What can be done to help? Well, obviously, the rocket can have small frontal area in ascent but deploy a speed brake when descending to lower terminal velocity. From looking at TGV rockets’ materials, they already have thought of this. But it seems to me they are the first to actually do it. It’s weird that for example Armadillo or Masten hasn’t talked about speed brakes before. They could be very simple structures. The first idea that pops to mind self-evidently is a system that has brake plates on the surface of the rocket that are hinged at the top. During ascent the airflow pushes the brake to stay closed, but during tail-first descent the airflow raises the brake plate up until it hits a builtin stop at 90 degrees. Then it’s perpendicular to the airflow and exerts a maximum drag force. Quadrupling frontal area leads to halving of terminal velocity and thus halving of landing propellant needs.
Let us assume a 1000 kg empty vehicle and braking deceleration of 20 m/s^2 or 2 gees. Penalty is 0.3 and thus total delta vee 1.3 v_ter. Furthermore we can assume an ISP of 255 s or v_ex 2500 m/s.

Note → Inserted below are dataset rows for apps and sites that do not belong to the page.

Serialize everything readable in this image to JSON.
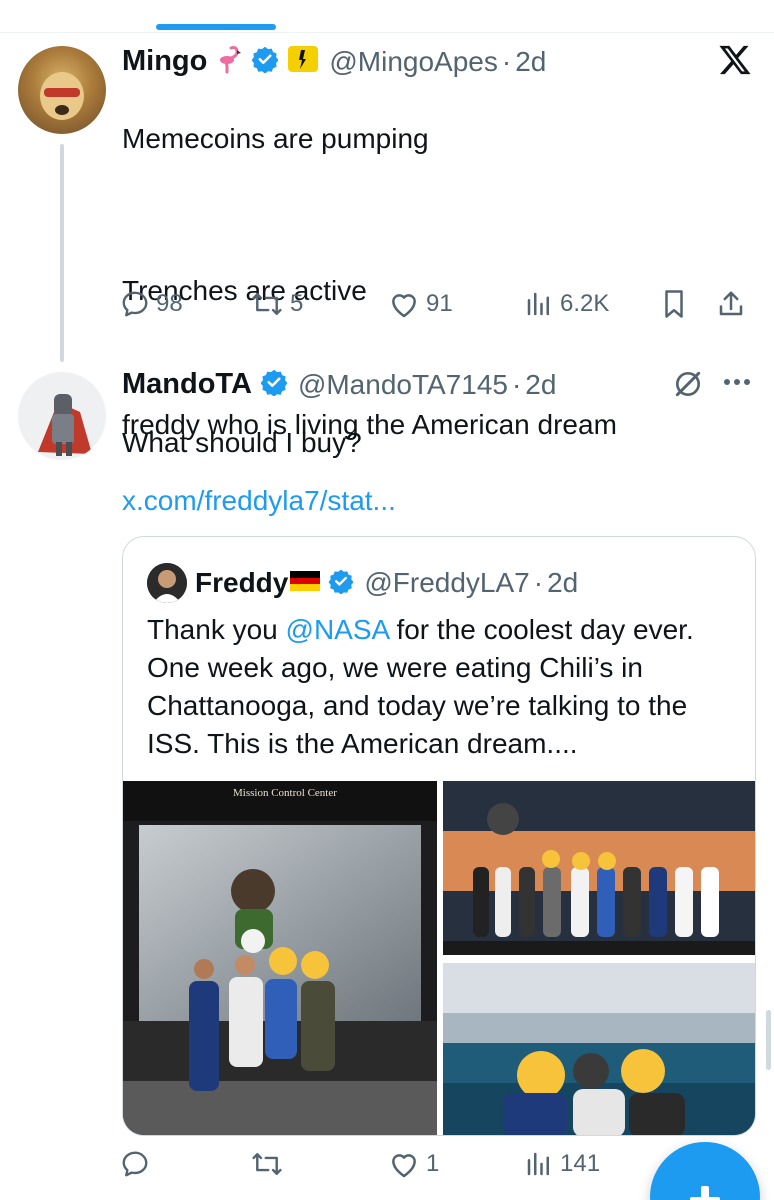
{
  "tweet1": {
    "name": "Mingo",
    "handle": "@MingoApes",
    "separator": "·",
    "time": "2d",
    "lines": [
      "Memecoins are pumping",
      "",
      "Trenches are active",
      "",
      "What should I buy?"
    ],
    "stats": {
      "replies": "98",
      "reposts": "5",
      "likes": "91",
      "views": "6.2K"
    },
    "badge_icons": [
      "flamingo-emoji",
      "verified-badge",
      "gold-affiliate-badge"
    ]
  },
  "tweet2": {
    "name": "MandoTA",
    "handle": "@MandoTA7145",
    "separator": "·",
    "time": "2d",
    "text": "freddy who is living the American dream",
    "link": "x.com/freddyla7/stat...",
    "quote": {
      "name": "Freddy",
      "handle": "@FreddyLA7",
      "separator": "·",
      "time": "2d",
      "text_before": "Thank you ",
      "mention": "@NASA",
      "text_after": " for the coolest day ever. One week ago, we were eating Chili’s in Chattanooga, and today we’re talking to the ISS. This is the American dream....",
      "images": [
        {
          "label": "Mission Control Center"
        },
        {
          "label": ""
        },
        {
          "label": ""
        }
      ]
    },
    "stats": {
      "replies": "",
      "reposts": "",
      "likes": "1",
      "views": "141"
    }
  },
  "colors": {
    "accent": "#1d9bf0",
    "text": "#0f1419",
    "muted": "#536471",
    "border": "#cfd9de"
  }
}
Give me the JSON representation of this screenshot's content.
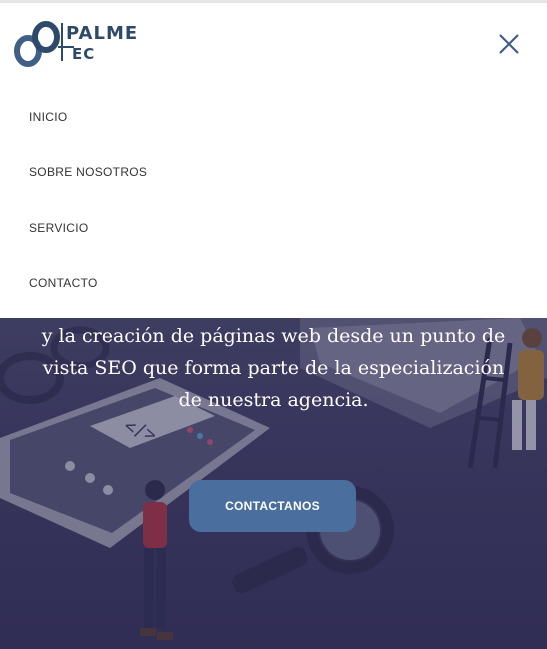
{
  "header": {
    "logo_line1": "PALME",
    "logo_line2": "EC",
    "close_icon": "close-icon"
  },
  "nav": {
    "items": [
      {
        "label": "INICIO"
      },
      {
        "label": "SOBRE NOSOTROS"
      },
      {
        "label": "SERVICIO"
      },
      {
        "label": "CONTACTO"
      }
    ]
  },
  "hero": {
    "text": "y la creación de páginas web desde un punto de vista SEO que forma parte de la especialización de nuestra agencia.",
    "button_label": "CONTACTANOS"
  },
  "colors": {
    "brand": "#2e4a6b",
    "accent": "#4a6e9e",
    "hero_bg": "#3f3d63"
  }
}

Entering at 300 m/s (transonic at sea level), the needed braking propellant mass is about 1000 kg * 390 m/s / 2500 m/s = 156 kg. If we use a drag device to quadruple the area (double frontal diameter) the terminal velocity drops to half and propellant needed to 78 kg. Thus we can estimate that the drag device can be mass-useful if it weighs less than 78 kg. On one hand, it introduces additional failure modes, but on the other, it can be deployed pretty early and reduces timing and sensor criticality a lot by decreasing the terminal velocity.